The natural light reflection on this beautiful lake completes Andy Goldsworthy's vision and creates a mesmerizing "suspended" web of twigs and branches. Born in 1956, Goldworthy is a British sculptor, photographer, and environmentalist who creates site- specific land art set in natural and urban settings.
EARTH FROM ABOVE (2007)
Yann Arthus-Bertrand decicated his life to environmental causes and is a Goodwill ambassador for the United Nations Environment Programme. He has published many iconic photography books, some of which he later made into documentaries. During a 10-year period, Arthus-Bertrand traveled the world filming the earth from above. In 2007, Earth From Above was broadcast on French National television and later became one of the most powerful depictions of our planet on film.
Yoshiki Nakamura is an internationally award winning art photographer. Some examples of awards are Nature's Best Photography, ICP (International Conservation Photograph) Awards, The Big Picture (Boston Globe), Seattle Times Photo of the year, International Filter Photo Contest, and numerous publications in Reader's Lens of Seattle Times and other local media.
WALKING AT THE EDGE OF WATER (2012-2013)
Rulan Tangen is an internationally accomplished dance artist and choreographer. She is the Founding Artistic Director and Choreographer of Dancing Earth and winner of the National Museum of American Indian's Expressive Arts award. Walking at the Edge of Water is an inter-tribal contemporary dance expression of Indigenous water perspectives. Every creative aspect of this eco-production reflects cultural and environmental worldview, with Indigenous collaborators in movement, musical composition, language, video imagery, costume and visual art.

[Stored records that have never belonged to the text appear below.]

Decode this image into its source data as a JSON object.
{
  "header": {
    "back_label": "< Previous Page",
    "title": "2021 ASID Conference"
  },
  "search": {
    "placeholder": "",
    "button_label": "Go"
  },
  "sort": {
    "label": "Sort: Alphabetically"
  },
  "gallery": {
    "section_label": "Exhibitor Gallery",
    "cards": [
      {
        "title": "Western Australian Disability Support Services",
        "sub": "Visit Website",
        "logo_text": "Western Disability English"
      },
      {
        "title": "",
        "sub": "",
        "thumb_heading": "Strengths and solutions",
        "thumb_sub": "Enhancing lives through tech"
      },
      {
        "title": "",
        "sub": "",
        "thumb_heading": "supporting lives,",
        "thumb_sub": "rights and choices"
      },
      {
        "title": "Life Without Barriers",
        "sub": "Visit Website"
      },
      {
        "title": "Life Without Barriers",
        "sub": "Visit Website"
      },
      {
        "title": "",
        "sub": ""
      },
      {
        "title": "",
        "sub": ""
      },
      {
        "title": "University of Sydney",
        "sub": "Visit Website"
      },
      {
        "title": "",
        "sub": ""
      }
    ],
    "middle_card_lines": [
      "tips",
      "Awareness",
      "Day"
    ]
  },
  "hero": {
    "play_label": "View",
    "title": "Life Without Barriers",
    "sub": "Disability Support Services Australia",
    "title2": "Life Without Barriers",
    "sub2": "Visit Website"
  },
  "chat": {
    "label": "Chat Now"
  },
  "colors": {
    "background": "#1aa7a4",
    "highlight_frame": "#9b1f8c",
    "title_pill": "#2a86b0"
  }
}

MOUNTAINS AND RIVERS WITHOUT END (1996)
Gary Snyder is an American man of letters. Perhaps best known as a poet, he is also an essayist, lecturer, and environmental activist with anarchoprimitivist leanings. He has been described as the "poet laureate of Deep Ecology". Snyder began writing the thirty-nine poems containing Mountains and Rivers Without End in 1956 and published the final version in 1996. The work is divided into four parts, each exploring a different theme.
THIS CLEMENT WORLD (2013)
This Clement World is a fiercely creative and charismatic tribute to our rapidly changing environment, as seen through the prism of Cynthia Hopkins' deeply personal lens and wild cross-disciplinary style. Performed live with a 15-piece chorus and band, This Clement World blends outlandish fiction and original avant-folk songs with Hopkins’ own documentary footage from an Arctic expedition with Cape Farewell, infusing our global climate crisis with humor, poetics and urgency.